A trophy went to the Terrasses du Larzac, to Domaine la Croix Chaptal, le Secret de Gellone, with some ripe rounded spicy fruit. And there was a La Clape trophy for Château de Marmorières, Commanderie de St. Pierre la Garrigue 2013. Of the selection of Minervois, I liked Château Tourril, Livia Gold 2013 best, with some firm peppery fruit and quite a structured palate, reminiscent of the Minervois scenery. And Gerard Bertrand’s Château Laville Bertrou 2013 showed well with body and spice.
There were a handful of Corbières, including Château Pech Latt, 2014 Tamanova, which was structured and youthful. There was a pair of Fitou, Domaine Bertrand Bergé, Ancestrale 2012, with some gutsy fruit, and Francois Lurton’s Château des Erles, which was rich and spicy. And the line up finished with a handful of wines from Roussillon, including two trophies, Abbotts & Delaunay Reserve 2013 Côtes du Roussillon with rounded black fruit and some furry tannins, and Mas de la Devèze, Côtes du Roussillon Villages, with some solid fruit and a ripe palate with depth and structure. Wine No 100 was a Maury Sec from Domaine la Toupie, Sur un Fil Rouge 2013 with quite solid nose and a rich mouthful of ripe spice and a gutsy finish. It made a good finale.

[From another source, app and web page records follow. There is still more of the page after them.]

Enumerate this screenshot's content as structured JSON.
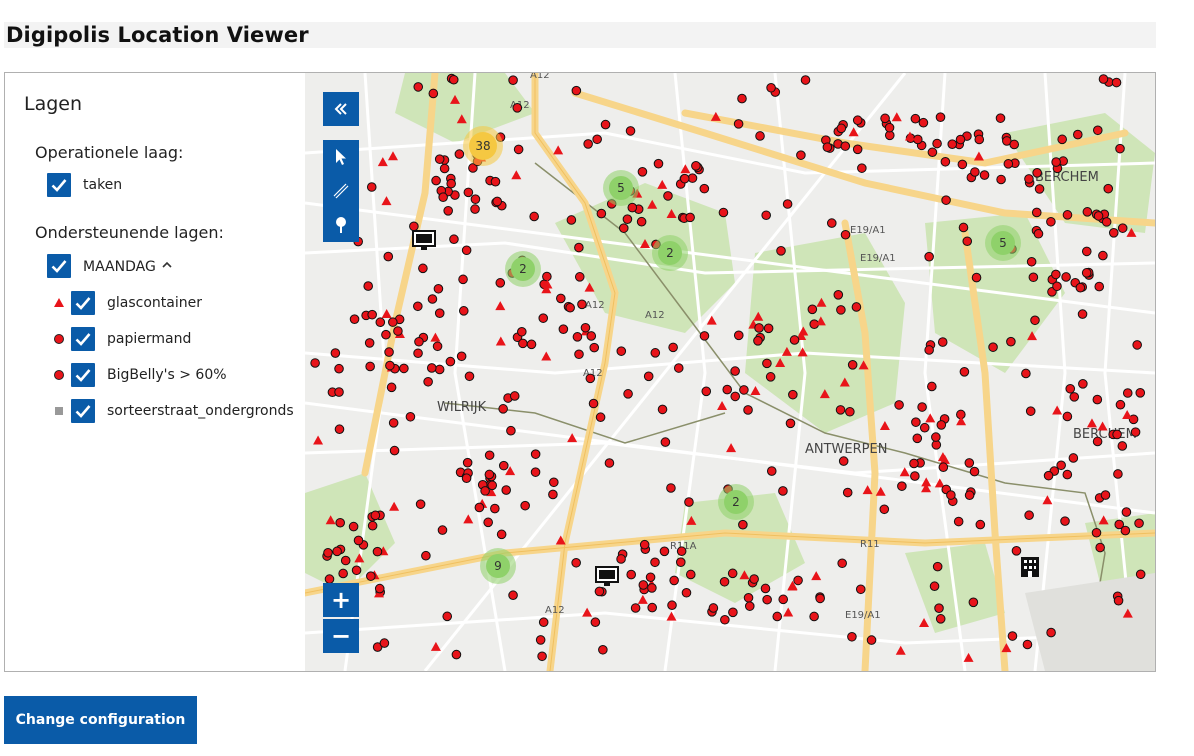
{
  "app": {
    "title": "Digipolis Location Viewer"
  },
  "layers_panel": {
    "title": "Lagen",
    "operational_title": "Operationele laag:",
    "operational_layers": [
      {
        "label": "taken",
        "checked": true
      }
    ],
    "supporting_title": "Ondersteunende lagen:",
    "group": {
      "label": "MAANDAG",
      "checked": true,
      "expanded": true,
      "chevron": "chevron-up-icon"
    },
    "sublayers": [
      {
        "label": "glascontainer",
        "symbol": "red-triangle",
        "checked": true
      },
      {
        "label": "papiermand",
        "symbol": "red-circle",
        "checked": true
      },
      {
        "label": "BigBelly's > 60%",
        "symbol": "red-circle",
        "checked": true
      },
      {
        "label": "sorteerstraat_ondergronds",
        "symbol": "grey-square",
        "checked": true
      }
    ]
  },
  "map": {
    "place_labels": [
      "BERCHEM",
      "WILRIJK",
      "ANTWERPEN",
      "BERCHEM"
    ],
    "road_labels": [
      "A12",
      "A12",
      "A12",
      "A12",
      "A12",
      "A12",
      "E19/A1",
      "E19/A1",
      "R11A",
      "R11",
      "E19/A1"
    ],
    "clusters": [
      {
        "count": "38",
        "color": "yellow"
      },
      {
        "count": "5",
        "color": "green"
      },
      {
        "count": "2",
        "color": "green"
      },
      {
        "count": "2",
        "color": "green"
      },
      {
        "count": "5",
        "color": "green"
      },
      {
        "count": "2",
        "color": "green"
      },
      {
        "count": "9",
        "color": "green"
      }
    ],
    "tools": {
      "collapse": "double-chevron-left-icon",
      "select": "cursor-arrow-icon",
      "measure": "ruler-icon",
      "location": "location-pin-icon",
      "zoom_in": "+",
      "zoom_out": "−"
    }
  },
  "actions": {
    "change_configuration": "Change configuration"
  },
  "colors": {
    "accent": "#0a5ba8",
    "marker": "#e8141a",
    "cluster_green": "#8fd16a",
    "cluster_yellow": "#f5c842"
  }
}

600 wines from 178 producers
19 trophies – I hope I mentioned them all
67 producers accounted for the Top 100
65 appellation and 35 IGP wines
68% red – 27% white and 5% rosé.
30% varietala and 70% blends.
For a full list of the Top 100 go to:
But... we took a dozen various wines back to Australia with the intention of correcting a well known fact that not many Languedoc wines make their way onto Aussie shelves, which is very sad as we feel they're more suited to Australian wine lovers palate.
We concentrated on St Chinian, Minervois and Corbieres and what a surprise.
We shared them with a fine wine manager at Australia's largest wine retailer, an independant wine retailer with an national reputation and a member of the wine guild in Queensland and they were all EXTREMELY impressed, even saying they were better than most of the budget french wine they stocked or that they could shift literally cases of certain wines.
From St Chinian co-op the Renaud de Valon Terraces de Shists, not their top wine, was a big hit.
From Minervois the Coup Roses Les Plots another big hit with their top wine the Orience a close second.
A couple of ring-ins, from Corbieres the Croix de Sainte Hanne was quite big and oaky but they all saw something for Aussie lovers of big, bold, gutsy wines and from Chateau de Ventenac an extremely oaky (which did dissipate) Viellei en Fut de Chene.
They all commented that they were so much more interesting than a lot of Aussie wines.
The objective of the tasting is to consider the viability of importing some to Australia. Both Karyn and I think its a wine area overlooked by Australian importers due to a lack of knowledge of the area and what it can offer.
we have four more wines to taste and I'll let you know how they go next week.
Kind regards, Guy and Karyn